=== MATERIAL PROVIDED ===

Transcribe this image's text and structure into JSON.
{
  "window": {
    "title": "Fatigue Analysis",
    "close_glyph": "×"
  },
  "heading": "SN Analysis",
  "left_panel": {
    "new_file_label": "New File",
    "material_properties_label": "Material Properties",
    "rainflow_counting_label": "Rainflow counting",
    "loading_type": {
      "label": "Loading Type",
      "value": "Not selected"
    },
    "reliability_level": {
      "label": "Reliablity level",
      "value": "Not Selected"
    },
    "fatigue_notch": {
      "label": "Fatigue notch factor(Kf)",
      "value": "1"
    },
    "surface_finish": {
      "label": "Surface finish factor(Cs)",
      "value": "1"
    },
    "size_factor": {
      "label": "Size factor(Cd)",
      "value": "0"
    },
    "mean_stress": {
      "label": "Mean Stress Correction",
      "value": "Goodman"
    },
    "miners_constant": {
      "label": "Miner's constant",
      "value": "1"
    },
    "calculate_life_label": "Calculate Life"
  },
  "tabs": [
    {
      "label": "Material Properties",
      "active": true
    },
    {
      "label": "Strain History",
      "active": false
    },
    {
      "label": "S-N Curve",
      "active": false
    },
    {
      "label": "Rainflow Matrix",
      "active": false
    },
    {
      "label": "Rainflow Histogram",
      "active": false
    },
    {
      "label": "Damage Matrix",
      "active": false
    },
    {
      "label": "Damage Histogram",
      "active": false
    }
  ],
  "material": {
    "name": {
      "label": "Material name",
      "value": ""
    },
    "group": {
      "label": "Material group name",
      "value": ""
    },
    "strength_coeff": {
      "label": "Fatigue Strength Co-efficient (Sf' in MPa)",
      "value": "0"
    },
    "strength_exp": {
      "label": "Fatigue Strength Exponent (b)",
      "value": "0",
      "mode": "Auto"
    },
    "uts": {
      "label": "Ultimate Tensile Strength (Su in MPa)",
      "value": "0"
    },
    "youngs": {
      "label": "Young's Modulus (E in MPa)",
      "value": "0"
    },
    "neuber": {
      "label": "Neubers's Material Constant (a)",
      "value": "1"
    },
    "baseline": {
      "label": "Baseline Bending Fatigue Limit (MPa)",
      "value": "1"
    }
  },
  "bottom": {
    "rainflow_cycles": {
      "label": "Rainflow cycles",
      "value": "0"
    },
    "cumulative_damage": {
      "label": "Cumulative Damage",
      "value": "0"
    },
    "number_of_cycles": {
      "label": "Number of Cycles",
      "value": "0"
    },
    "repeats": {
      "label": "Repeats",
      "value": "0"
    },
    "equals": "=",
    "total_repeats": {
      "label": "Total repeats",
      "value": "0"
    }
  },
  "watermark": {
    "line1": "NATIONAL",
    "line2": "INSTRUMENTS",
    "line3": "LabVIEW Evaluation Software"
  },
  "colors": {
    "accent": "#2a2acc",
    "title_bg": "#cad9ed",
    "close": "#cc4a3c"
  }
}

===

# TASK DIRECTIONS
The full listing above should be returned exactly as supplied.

# EXERCISE SOLUTION
Transcribe this image's text and structure into JSON.
{
  "window": {
    "title": "Fatigue Analysis",
    "close_glyph": "×"
  },
  "heading": "SN Analysis",
  "left_panel": {
    "new_file_label": "New File",
    "material_properties_label": "Material Properties",
    "rainflow_counting_label": "Rainflow counting",
    "loading_type": {
      "label": "Loading Type",
      "value": "Not selected"
    },
    "reliability_level": {
      "label": "Reliablity level",
      "value": "Not Selected"
    },
    "fatigue_notch": {
      "label": "Fatigue notch factor(Kf)",
      "value": "1"
    },
    "surface_finish": {
      "label": "Surface finish factor(Cs)",
      "value": "1"
    },
    "size_factor": {
      "label": "Size factor(Cd)",
      "value": "0"
    },
    "mean_stress": {
      "label": "Mean Stress Correction",
      "value": "Goodman"
    },
    "miners_constant": {
      "label": "Miner's constant",
      "value": "1"
    },
    "calculate_life_label": "Calculate Life"
  },
  "tabs": [
    {
      "label": "Material Properties",
      "active": true
    },
    {
      "label": "Strain History",
      "active": false
    },
    {
      "label": "S-N Curve",
      "active": false
    },
    {
      "label": "Rainflow Matrix",
      "active": false
    },
    {
      "label": "Rainflow Histogram",
      "active": false
    },
    {
      "label": "Damage Matrix",
      "active": false
    },
    {
      "label": "Damage Histogram",
      "active": false
    }
  ],
  "material": {
    "name": {
      "label": "Material name",
      "value": ""
    },
    "group": {
      "label": "Material group name",
      "value": ""
    },
    "strength_coeff": {
      "label": "Fatigue Strength Co-efficient (Sf' in MPa)",
      "value": "0"
    },
    "strength_exp": {
      "label": "Fatigue Strength Exponent (b)",
      "value": "0",
      "mode": "Auto"
    },
    "uts": {
      "label": "Ultimate Tensile Strength (Su in MPa)",
      "value": "0"
    },
    "youngs": {
      "label": "Young's Modulus (E in MPa)",
      "value": "0"
    },
    "neuber": {
      "label": "Neubers's Material Constant (a)",
      "value": "1"
    },
    "baseline": {
      "label": "Baseline Bending Fatigue Limit (MPa)",
      "value": "1"
    }
  },
  "bottom": {
    "rainflow_cycles": {
      "label": "Rainflow cycles",
      "value": "0"
    },
    "cumulative_damage": {
      "label": "Cumulative Damage",
      "value": "0"
    },
    "number_of_cycles": {
      "label": "Number of Cycles",
      "value": "0"
    },
    "repeats": {
      "label": "Repeats",
      "value": "0"
    },
    "equals": "=",
    "total_repeats": {
      "label": "Total repeats",
      "value": "0"
    }
  },
  "watermark": {
    "line1": "NATIONAL",
    "line2": "INSTRUMENTS",
    "line3": "LabVIEW Evaluation Software"
  },
  "colors": {
    "accent": "#2a2acc",
    "title_bg": "#cad9ed",
    "close": "#cc4a3c"
  }
}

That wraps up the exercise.